blinded. Efficacy outcomes and adverse events will be assessed every half hour for two hours
in the ED and by telephone 48 hours after medication administration. A sample size
calculation, based on pilot data, revealed the need for 374 participants. An interim
analysis will be performed after 200 participants have been enrolled with the goal of
assessing for lack of conditional power.
Diphenhydramine, Lorazepam, and Dexamethasone in Treating Nausea and Vomiting Caused By Chemotherapy [Terminated]
RATIONALE: Diphenhydramine, lorazepam, and dexamethasone may help lessen or prevent nausea
and vomiting in patients treated with chemotherapy. It is not yet known whether
diphenhydramine, lorazepam, and dexamethasone are more effective than standard therapy in
treating nausea and vomiting caused by chemotherapy.
PURPOSE: This randomized phase II trial is studying diphenhydramine, lorazepam, and
dexamethasone to see how well they work compared with standard therapy in treating nausea
and vomiting caused by chemotherapy in young patients with newly diagnosed cancer.
Study to Evaluate Diphenhydramine in Children and Adolescents [Completed]
To characterize the pharmacokinetics of diphenhydramine in two pediatric populations:
children, ages 2 to < 12 years, and adolescents, ages 12 to < 18 years.
Study of Promethazine for Treatment of Diabetic Gastroparesis [Recruiting]
Adult diabetic patients (ages 18-65) with gastric emptying scintigraphy-confirmed delayed
gastric emptying will be recruited to participate in the study. Using double-blinded
methodology, study participants will be randomly assigned to one of two treatment arms:
promethazine 12. 5 mg three times daily for 28 days or placebo three times daily for 28 days.
The primary outcome will be the change in gastroparesis symptom severity, as measured by
the Gastroparesis Cardinal Symptom Index (GCSI) at four weeks compared to baseline.
Participants will be seen for a clinic evaluation at weeks 0, 2 and 4, during which symptom
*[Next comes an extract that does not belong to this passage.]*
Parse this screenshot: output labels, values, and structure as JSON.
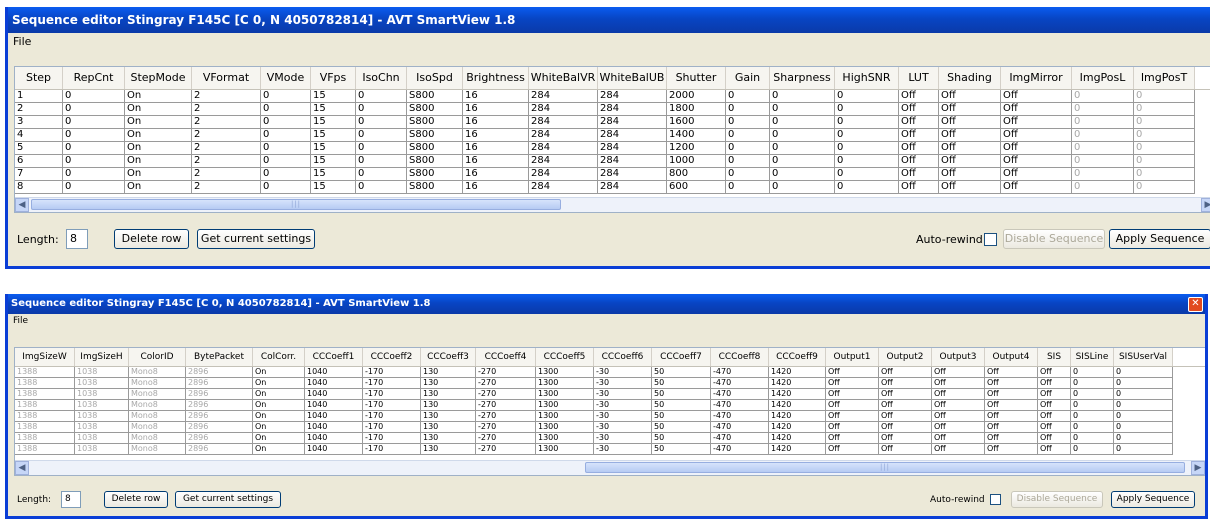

scores, adverse events and treatment compliance will be assessed. It is hypothesized
promethazine treatment will be superior to placebo in improving symptoms of gastroparesis.
Page last updated: 2011-12-09